Work instructions: Your answer should be the data below, reproduced with nothing changed.

[The records]

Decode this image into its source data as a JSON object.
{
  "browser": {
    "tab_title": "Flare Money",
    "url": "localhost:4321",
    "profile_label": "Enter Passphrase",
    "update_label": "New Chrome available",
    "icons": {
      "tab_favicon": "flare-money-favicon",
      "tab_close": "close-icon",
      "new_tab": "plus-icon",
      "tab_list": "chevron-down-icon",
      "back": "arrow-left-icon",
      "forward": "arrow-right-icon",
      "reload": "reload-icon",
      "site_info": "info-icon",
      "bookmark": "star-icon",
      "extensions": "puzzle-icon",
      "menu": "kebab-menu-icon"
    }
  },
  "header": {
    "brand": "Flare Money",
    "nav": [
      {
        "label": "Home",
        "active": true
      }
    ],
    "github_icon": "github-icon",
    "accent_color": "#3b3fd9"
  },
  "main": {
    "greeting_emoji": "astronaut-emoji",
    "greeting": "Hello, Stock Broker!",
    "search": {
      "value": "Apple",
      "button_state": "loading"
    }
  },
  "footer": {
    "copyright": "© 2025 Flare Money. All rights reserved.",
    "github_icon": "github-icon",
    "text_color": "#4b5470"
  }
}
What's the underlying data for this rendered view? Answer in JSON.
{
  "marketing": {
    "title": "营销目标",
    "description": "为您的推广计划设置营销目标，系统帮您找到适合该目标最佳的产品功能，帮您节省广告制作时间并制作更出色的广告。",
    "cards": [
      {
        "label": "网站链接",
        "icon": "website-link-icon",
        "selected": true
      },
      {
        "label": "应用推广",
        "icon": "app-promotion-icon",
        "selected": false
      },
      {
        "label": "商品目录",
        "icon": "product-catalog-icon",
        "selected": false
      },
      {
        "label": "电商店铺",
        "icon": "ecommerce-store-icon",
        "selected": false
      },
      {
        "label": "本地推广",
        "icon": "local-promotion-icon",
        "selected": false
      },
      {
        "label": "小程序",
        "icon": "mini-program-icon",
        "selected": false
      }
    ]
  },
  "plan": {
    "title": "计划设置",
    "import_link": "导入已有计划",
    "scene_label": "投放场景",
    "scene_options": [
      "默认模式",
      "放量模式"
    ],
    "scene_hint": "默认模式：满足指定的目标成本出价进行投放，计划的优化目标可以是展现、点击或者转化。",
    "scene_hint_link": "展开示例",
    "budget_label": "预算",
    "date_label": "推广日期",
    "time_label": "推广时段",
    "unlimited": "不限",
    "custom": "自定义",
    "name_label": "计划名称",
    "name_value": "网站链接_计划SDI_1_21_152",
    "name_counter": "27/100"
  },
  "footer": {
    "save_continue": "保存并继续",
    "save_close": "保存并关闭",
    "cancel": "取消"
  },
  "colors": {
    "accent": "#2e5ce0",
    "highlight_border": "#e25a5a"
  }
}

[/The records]

Reply to the task:
Decode this image into its source data as a JSON object.
{
  "browser": {
    "tab_title": "Flare Money",
    "url": "localhost:4321",
    "profile_label": "Enter Passphrase",
    "update_label": "New Chrome available",
    "icons": {
      "tab_favicon": "flare-money-favicon",
      "tab_close": "close-icon",
      "new_tab": "plus-icon",
      "tab_list": "chevron-down-icon",
      "back": "arrow-left-icon",
      "forward": "arrow-right-icon",
      "reload": "reload-icon",
      "site_info": "info-icon",
      "bookmark": "star-icon",
      "extensions": "puzzle-icon",
      "menu": "kebab-menu-icon"
    }
  },
  "header": {
    "brand": "Flare Money",
    "nav": [
      {
        "label": "Home",
        "active": true
      }
    ],
    "github_icon": "github-icon",
    "accent_color": "#3b3fd9"
  },
  "main": {
    "greeting_emoji": "astronaut-emoji",
    "greeting": "Hello, Stock Broker!",
    "search": {
      "value": "Apple",
      "button_state": "loading"
    }
  },
  "footer": {
    "copyright": "© 2025 Flare Money. All rights reserved.",
    "github_icon": "github-icon",
    "text_color": "#4b5470"
  }
}
What's the underlying data for this rendered view? Answer in JSON.
{
  "marketing": {
    "title": "营销目标",
    "description": "为您的推广计划设置营销目标，系统帮您找到适合该目标最佳的产品功能，帮您节省广告制作时间并制作更出色的广告。",
    "cards": [
      {
        "label": "网站链接",
        "icon": "website-link-icon",
        "selected": true
      },
      {
        "label": "应用推广",
        "icon": "app-promotion-icon",
        "selected": false
      },
      {
        "label": "商品目录",
        "icon": "product-catalog-icon",
        "selected": false
      },
      {
        "label": "电商店铺",
        "icon": "ecommerce-store-icon",
        "selected": false
      },
      {
        "label": "本地推广",
        "icon": "local-promotion-icon",
        "selected": false
      },
      {
        "label": "小程序",
        "icon": "mini-program-icon",
        "selected": false
      }
    ]
  },
  "plan": {
    "title": "计划设置",
    "import_link": "导入已有计划",
    "scene_label": "投放场景",
    "scene_options": [
      "默认模式",
      "放量模式"
    ],
    "scene_hint": "默认模式：满足指定的目标成本出价进行投放，计划的优化目标可以是展现、点击或者转化。",
    "scene_hint_link": "展开示例",
    "budget_label": "预算",
    "date_label": "推广日期",
    "time_label": "推广时段",
    "unlimited": "不限",
    "custom": "自定义",
    "name_label": "计划名称",
    "name_value": "网站链接_计划SDI_1_21_152",
    "name_counter": "27/100"
  },
  "footer": {
    "save_continue": "保存并继续",
    "save_close": "保存并关闭",
    "cancel": "取消"
  },
  "colors": {
    "accent": "#2e5ce0",
    "highlight_border": "#e25a5a"
  }
}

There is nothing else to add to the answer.